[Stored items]
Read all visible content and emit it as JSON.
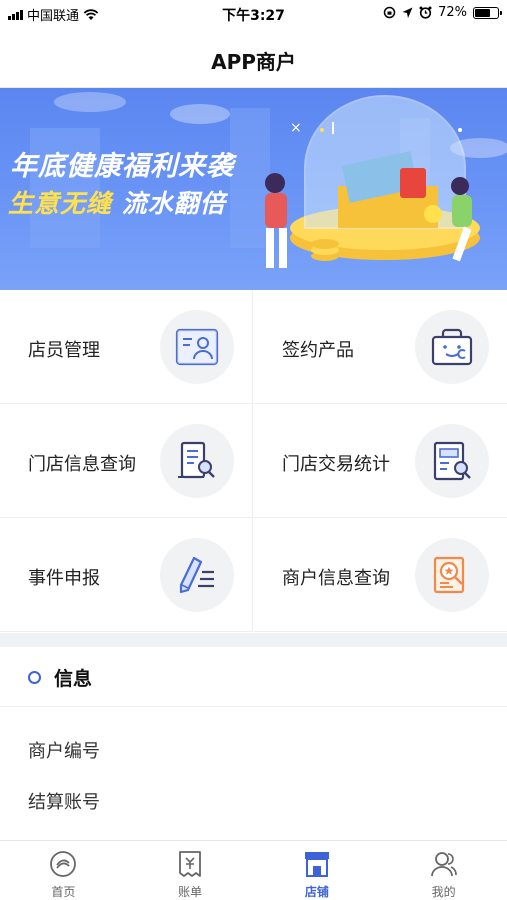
{
  "status_bar": {
    "carrier": "中国联通",
    "time": "下午3:27",
    "battery_percent": "72%",
    "battery_level": 0.72,
    "icons": [
      "signal-icon",
      "wifi-icon",
      "rotation-lock-icon",
      "location-icon",
      "alarm-icon",
      "battery-icon"
    ]
  },
  "nav": {
    "title": "APP商户"
  },
  "banner": {
    "line1": "年底健康福利来袭",
    "line2_yellow": "生意无缝",
    "line2_white": "流水翻倍"
  },
  "grid": {
    "items": [
      {
        "label": "店员管理",
        "icon": "staff-card-icon"
      },
      {
        "label": "签约产品",
        "icon": "product-bag-icon"
      },
      {
        "label": "门店信息查询",
        "icon": "store-search-icon"
      },
      {
        "label": "门店交易统计",
        "icon": "transaction-stats-icon"
      },
      {
        "label": "事件申报",
        "icon": "pen-report-icon"
      },
      {
        "label": "商户信息查询",
        "icon": "merchant-search-icon"
      }
    ]
  },
  "info": {
    "title": "信息",
    "rows": [
      "商户编号",
      "结算账号"
    ]
  },
  "tab_bar": {
    "tabs": [
      {
        "label": "首页",
        "icon": "home-icon",
        "active": false
      },
      {
        "label": "账单",
        "icon": "bill-icon",
        "active": false
      },
      {
        "label": "店铺",
        "icon": "store-icon",
        "active": true
      },
      {
        "label": "我的",
        "icon": "user-icon",
        "active": false
      }
    ]
  },
  "colors": {
    "accent": "#3c63d8",
    "banner_bg": "#6a95f6",
    "banner_highlight": "#ffe14d",
    "icon_circle_bg": "#f1f2f4",
    "icon_orange": "#f08a4b"
  }
}
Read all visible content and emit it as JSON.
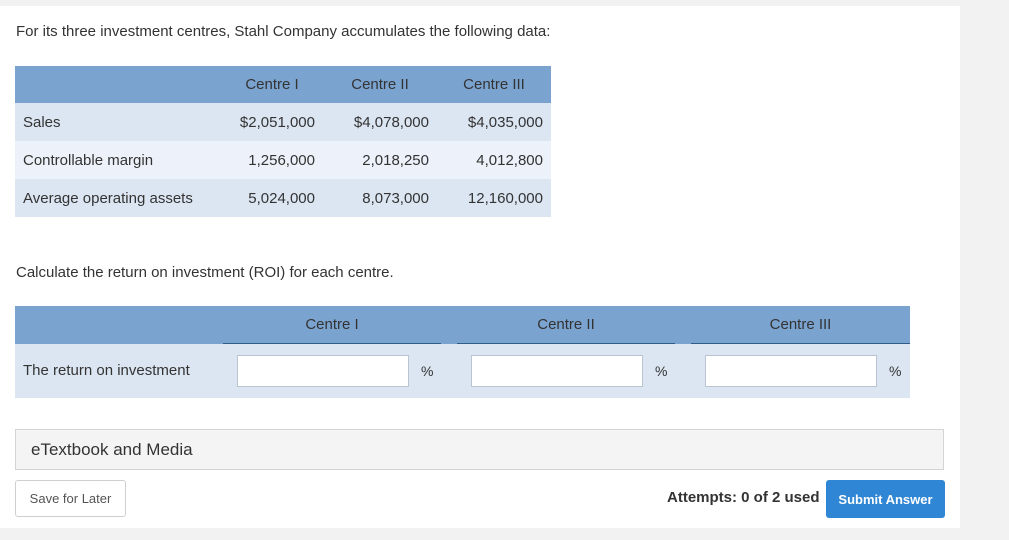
{
  "intro": "For its three investment centres, Stahl Company accumulates the following data:",
  "data_table": {
    "headers": [
      "Centre I",
      "Centre II",
      "Centre III"
    ],
    "rows": [
      {
        "label": "Sales",
        "values": [
          "$2,051,000",
          "$4,078,000",
          "$4,035,000"
        ]
      },
      {
        "label": "Controllable margin",
        "values": [
          "1,256,000",
          "2,018,250",
          "4,012,800"
        ]
      },
      {
        "label": "Average operating assets",
        "values": [
          "5,024,000",
          "8,073,000",
          "12,160,000"
        ]
      }
    ]
  },
  "instruction": "Calculate the return on investment (ROI) for each centre.",
  "answer_table": {
    "headers": [
      "Centre I",
      "Centre II",
      "Centre III"
    ],
    "row_label": "The return on investment",
    "inputs": [
      {
        "value": "",
        "unit": "%"
      },
      {
        "value": "",
        "unit": "%"
      },
      {
        "value": "",
        "unit": "%"
      }
    ]
  },
  "etextbook_label": "eTextbook and Media",
  "save_label": "Save for Later",
  "attempts_text": "Attempts: 0 of 2 used",
  "submit_label": "Submit Answer"
}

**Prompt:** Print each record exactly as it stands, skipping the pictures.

**Output of the exercise:**
Read all visible content and emit it as JSON.
{
  "status_bar": {
    "carrier": "中国联通",
    "time": "下午3:27",
    "battery_percent": "72%",
    "battery_level": 0.72,
    "icons": [
      "signal-icon",
      "wifi-icon",
      "rotation-lock-icon",
      "location-icon",
      "alarm-icon",
      "battery-icon"
    ]
  },
  "nav": {
    "title": "APP商户"
  },
  "banner": {
    "line1": "年底健康福利来袭",
    "line2_yellow": "生意无缝",
    "line2_white": "流水翻倍"
  },
  "grid": {
    "items": [
      {
        "label": "店员管理",
        "icon": "staff-card-icon"
      },
      {
        "label": "签约产品",
        "icon": "product-bag-icon"
      },
      {
        "label": "门店信息查询",
        "icon": "store-search-icon"
      },
      {
        "label": "门店交易统计",
        "icon": "transaction-stats-icon"
      },
      {
        "label": "事件申报",
        "icon": "pen-report-icon"
      },
      {
        "label": "商户信息查询",
        "icon": "merchant-search-icon"
      }
    ]
  },
  "info": {
    "title": "信息",
    "rows": [
      "商户编号",
      "结算账号"
    ]
  },
  "tab_bar": {
    "tabs": [
      {
        "label": "首页",
        "icon": "home-icon",
        "active": false
      },
      {
        "label": "账单",
        "icon": "bill-icon",
        "active": false
      },
      {
        "label": "店铺",
        "icon": "store-icon",
        "active": true
      },
      {
        "label": "我的",
        "icon": "user-icon",
        "active": false
      }
    ]
  },
  "colors": {
    "accent": "#3c63d8",
    "banner_bg": "#6a95f6",
    "banner_highlight": "#ffe14d",
    "icon_circle_bg": "#f1f2f4",
    "icon_orange": "#f08a4b"
  }
}
Read all visible content and emit it as JSON.
{
  "intro": "For its three investment centres, Stahl Company accumulates the following data:",
  "data_table": {
    "headers": [
      "Centre I",
      "Centre II",
      "Centre III"
    ],
    "rows": [
      {
        "label": "Sales",
        "values": [
          "$2,051,000",
          "$4,078,000",
          "$4,035,000"
        ]
      },
      {
        "label": "Controllable margin",
        "values": [
          "1,256,000",
          "2,018,250",
          "4,012,800"
        ]
      },
      {
        "label": "Average operating assets",
        "values": [
          "5,024,000",
          "8,073,000",
          "12,160,000"
        ]
      }
    ]
  },
  "instruction": "Calculate the return on investment (ROI) for each centre.",
  "answer_table": {
    "headers": [
      "Centre I",
      "Centre II",
      "Centre III"
    ],
    "row_label": "The return on investment",
    "inputs": [
      {
        "value": "",
        "unit": "%"
      },
      {
        "value": "",
        "unit": "%"
      },
      {
        "value": "",
        "unit": "%"
      }
    ]
  },
  "etextbook_label": "eTextbook and Media",
  "save_label": "Save for Later",
  "attempts_text": "Attempts: 0 of 2 used",
  "submit_label": "Submit Answer"
}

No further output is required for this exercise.